> [Exercise details]:
Pull every line holding the word "thumbs" out of the data and copy it.

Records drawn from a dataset
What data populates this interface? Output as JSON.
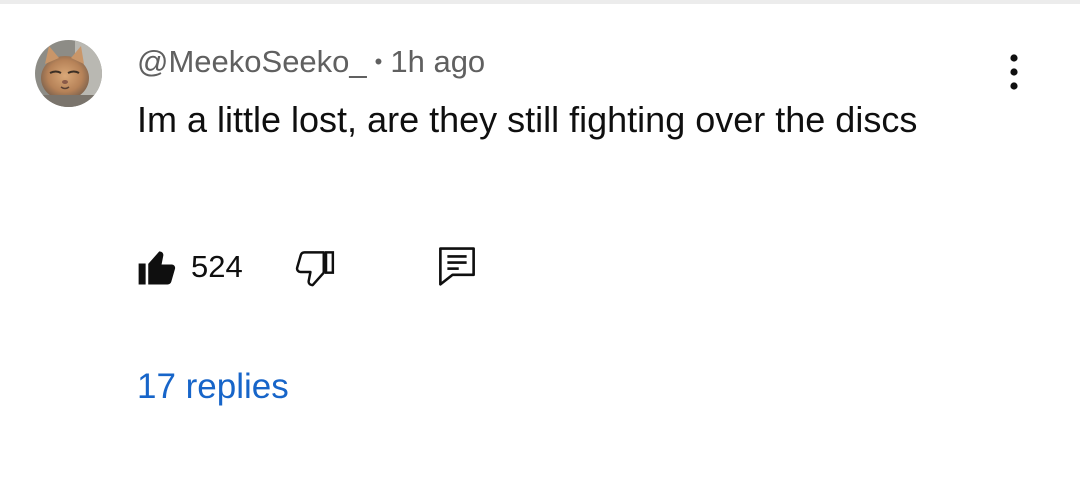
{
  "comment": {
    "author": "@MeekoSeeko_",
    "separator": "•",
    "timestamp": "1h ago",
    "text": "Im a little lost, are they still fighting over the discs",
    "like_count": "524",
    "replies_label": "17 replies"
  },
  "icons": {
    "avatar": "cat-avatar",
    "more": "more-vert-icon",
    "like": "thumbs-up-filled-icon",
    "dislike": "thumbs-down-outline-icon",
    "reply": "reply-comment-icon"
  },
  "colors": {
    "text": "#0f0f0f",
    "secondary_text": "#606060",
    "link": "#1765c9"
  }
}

> [The completed task]:
    "like": "thumbs-up-filled-icon",
    "dislike": "thumbs-down-outline-icon",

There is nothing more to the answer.